Nuclear medicine is an essential tool in the delivery of highquality medical care, going beyond simple anatomic imaging to the use of physiologic processes for both imaging and therapy. One of the first uses of nuclear medicine techniques occurred in the 1930s to demonstrate the physiology of radioiodine uptake by using the concentration of radioiodine in the thyroid, followed by the use of radioiodine for the treatment of hyperthyroidism and thyroid carcinoma in the 1940s. These investigations began a new era in the management of thyroid disease with nuclear imaging techniques and 131I radioiodine therapy (1). Although management has evolved since the 1940s, the basic principles have remained, including the use of radiopharmaceuticals to identify and localize disease, radioiodine 123I and 131I to test for iodine avidity, and radioiodine 131I for radioiodine therapy. These appropriate use criteria (AUC) (2) have been developed to describe the appropriate use of radiopharmaceuticals for diagnosis and therapy in patients with differentiated thyroid cancer (DTC). It is hoped that through these recommendations, nuclear medicine techniques will be used to benefit patients with DTC in the most cost-effective manner.
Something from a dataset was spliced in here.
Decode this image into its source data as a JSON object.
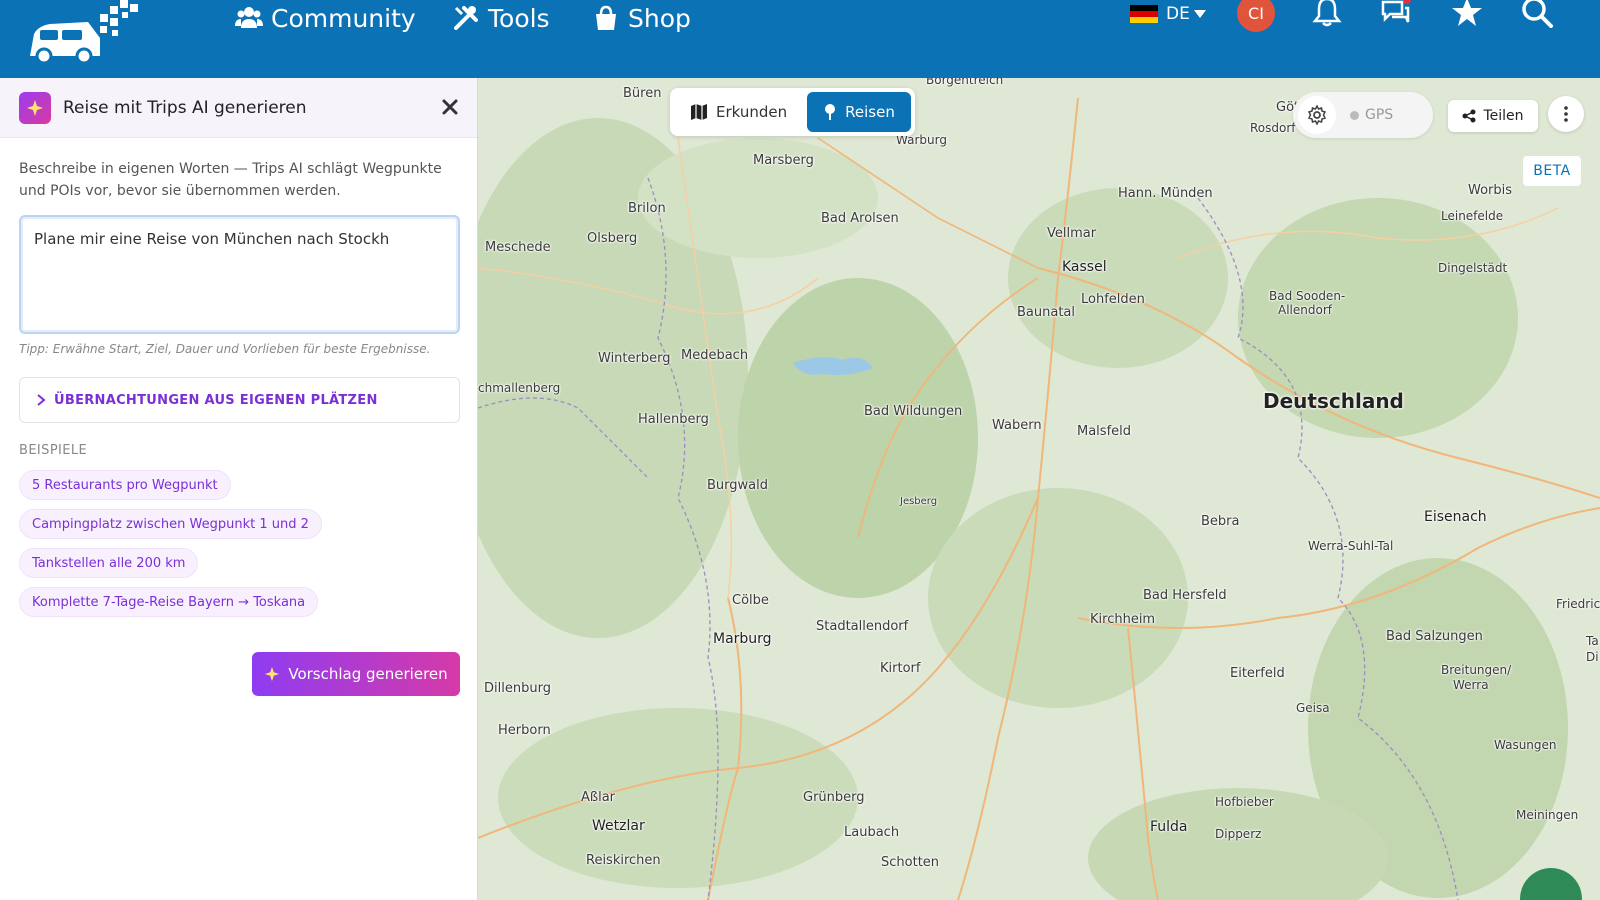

All Science Journal Classification (ASJC) codes
- Radiology Nuclear Medicine and imaging